Opening to the prolonged sound of cattle howling and the machinery of death grinding and whirring, Meat is Murder pulled no punches. This is a difficult song for me because I love The Smiths but I also eat meat, so this song is asking me to consider a grisly reality that, frankly, I would sooner ignore. From my point of view, musing the cultural significance of music, that's very interesting. From the point of view of the cattle, it's a different story.
This playlist is dedicated to songs that express a deeply held belief about the nature of right and wrong. As I've known all along, the flaw with the name of this playlist - Music to Fight Evil - is that the concept of evil is not universal. In the case of Meat is Murder, the song challenges my own way of life.
Every culture agrees that killing is wrong, but throughout the ages even the most developed civilisations have sanctioned killings by executions or in wartime, so the definition of murder is arguably fluid enough that it allows societies to change the rules when it suits them - to permanently dispose of criminals, or dissidents, or to drop bombs on distant cities.
Most of us don't accept the definition of beef production as murder, but is that just through selfish convenience, or because we genuinely think it's okay to breed chickens, pigs, sheep and cattle for their flesh? And if we can compromise our ideals so easily, where do we, as individuals, draw the line? At what point do we allow any atrocity to be committed in our name because it suits us?
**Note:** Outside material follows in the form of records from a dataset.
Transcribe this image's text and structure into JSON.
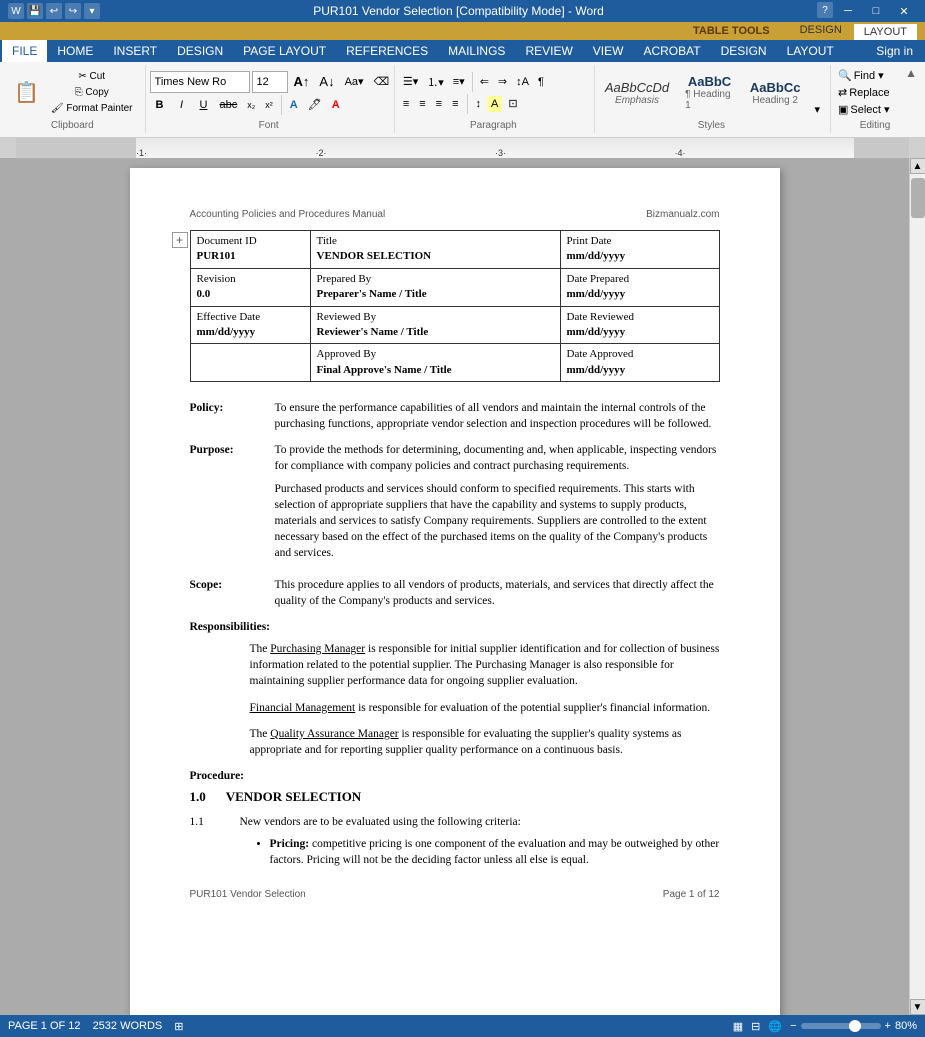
{
  "titleBar": {
    "title": "PUR101 Vendor Selection [Compatibility Mode] - Word",
    "appName": "Word",
    "tableTools": "TABLE TOOLS",
    "designTab": "DESIGN",
    "layoutTab": "LAYOUT",
    "helpIcon": "?",
    "minBtn": "─",
    "maxBtn": "□",
    "closeBtn": "✕",
    "titleIcons": [
      "💾",
      "↩",
      "↪"
    ]
  },
  "menuBar": {
    "items": [
      "FILE",
      "HOME",
      "INSERT",
      "DESIGN",
      "PAGE LAYOUT",
      "REFERENCES",
      "MAILINGS",
      "REVIEW",
      "VIEW",
      "ACROBAT",
      "DESIGN",
      "LAYOUT"
    ],
    "activeItem": "HOME",
    "signIn": "Sign in"
  },
  "ribbon": {
    "fontName": "Times New Ro",
    "fontSize": "12",
    "clipboardLabel": "Clipboard",
    "fontLabel": "Font",
    "paragraphLabel": "Paragraph",
    "stylesLabel": "Styles",
    "editingLabel": "Editing",
    "findLabel": "Find ▾",
    "replaceLabel": "Replace",
    "selectLabel": "Select ▾",
    "styles": [
      {
        "preview": "AaBbCcDd",
        "name": "Emphasis",
        "italic": true
      },
      {
        "preview": "AaBbC",
        "name": "¶ Heading 1",
        "bold": true
      },
      {
        "preview": "AaBbCc",
        "name": "Heading 2",
        "bold": true
      }
    ]
  },
  "docHeader": {
    "left": "Accounting Policies and Procedures Manual",
    "right": "Bizmanualz.com"
  },
  "infoTable": {
    "rows": [
      {
        "col1Label": "Document ID",
        "col1Value": "PUR101",
        "col2Label": "Title",
        "col2Value": "VENDOR SELECTION",
        "col3Label": "Print Date",
        "col3Value": "mm/dd/yyyy"
      },
      {
        "col1Label": "Revision",
        "col1Value": "0.0",
        "col2Label": "Prepared By",
        "col2Value": "Preparer's Name / Title",
        "col3Label": "Date Prepared",
        "col3Value": "mm/dd/yyyy"
      },
      {
        "col1Label": "Effective Date",
        "col1Value": "mm/dd/yyyy",
        "col2Label": "Reviewed By",
        "col2Value": "Reviewer's Name / Title",
        "col3Label": "Date Reviewed",
        "col3Value": "mm/dd/yyyy"
      },
      {
        "col1Label": "",
        "col1Value": "",
        "col2Label": "Approved By",
        "col2Value": "Final Approve's Name / Title",
        "col3Label": "Date Approved",
        "col3Value": "mm/dd/yyyy"
      }
    ]
  },
  "sections": {
    "policy": {
      "label": "Policy:",
      "text": "To ensure the performance capabilities of all vendors and maintain the internal controls of the purchasing functions, appropriate vendor selection and inspection procedures will be followed."
    },
    "purpose": {
      "label": "Purpose:",
      "text": "To provide the methods for determining, documenting and, when applicable, inspecting vendors for compliance with company policies and contract purchasing requirements.",
      "para2": "Purchased products and services should conform to specified requirements.  This starts with selection of appropriate suppliers that have the capability and systems to supply products, materials and services to satisfy Company requirements.  Suppliers are controlled to the extent necessary based on the effect of the purchased items on the quality of the Company's products and services."
    },
    "scope": {
      "label": "Scope:",
      "text": "This procedure applies to all vendors of products, materials, and services that directly affect the quality of the Company's products and services."
    },
    "responsibilities": {
      "label": "Responsibilities:",
      "para1prefix": "The ",
      "para1link": "Purchasing Manager",
      "para1suffix": " is responsible for initial supplier identification and for collection of business information related to the potential supplier. The Purchasing Manager is also responsible for maintaining supplier performance data for ongoing supplier evaluation.",
      "para2prefix": "",
      "para2link": "Financial Management",
      "para2suffix": " is responsible for evaluation of the potential supplier's financial information.",
      "para3prefix": "The ",
      "para3link": "Quality Assurance Manager",
      "para3suffix": " is responsible for evaluating the supplier's quality systems as appropriate and for reporting supplier quality performance on a continuous basis."
    },
    "procedure": {
      "label": "Procedure:",
      "section1number": "1.0",
      "section1title": "VENDOR SELECTION",
      "item11": "1.1",
      "item11text": "New vendors are to be evaluated using the following criteria:",
      "bullet1title": "Pricing:",
      "bullet1text": " competitive pricing is one component of the evaluation and may be outweighed by other factors.  Pricing will not be the deciding factor unless all else is equal."
    }
  },
  "footer": {
    "left": "PUR101 Vendor Selection",
    "right": "Page 1 of 12"
  },
  "statusBar": {
    "pageInfo": "PAGE 1 OF 12",
    "wordCount": "2532 WORDS",
    "trackChanges": "⊞",
    "zoom": "80%"
  }
}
It's possible to have two conflicting ideas at work in your head at one time - what's known in the study of psychology as cognitive dissonance. If I had to kill an animal in order to eat it, I'd probably get by on a vegetarian diet. I've grown up in a society that has allowed me to get a taste for meat whilst drawing a veil over the bloodshed required to put it on my plate in much the same way that I can enjoy the water coming out of a tap without knowing how it gets there.
Steven Patrick Morrissey is a controversial and frequently ridiculed figure at the best of times but one has to respect the sincerity of his stance on eating meat, which has never been less than clear. He is not a vegetarian from the live-and-let-live school who believes that others should have the right to eat meat if they want to.
"Animal rights is now the leading social justice issue on the planet," he wrote in 2015. "Your decision is whether you support either the butcher or the butchered. It cannot be both."
Meat is Murder has doubtless converted a few meat eaters into vegetarians since its release in 1985, but the meat processing industry has not been shaken to its foundations. So you may well ask what is the point of a song like this, if it cannot change a planet-wide consensus. And the answer simply must be that if you believe something is wrong you have a duty to stand apart from it and loudly state your case against that thing. Revolutions rarely, if ever, happen from within institutions - if the diet of the human race is ever to become meat-free, that change will not begin with the people whose livelihoods depend on killing animals for food.
You can learn more about The Smiths here
About the curator: Jon Ewing
After graduating from the University of Keele in England with a degree in Politics and American Studies, Jon worked as editor of a music and entertainment magazine before spending several years as a freelance writer and, with the advent of the internet, a website designer, developer and consultant. He lives in Reading, home to one of the world's most famous and long-running music festivals, which he has attended every year since 1992.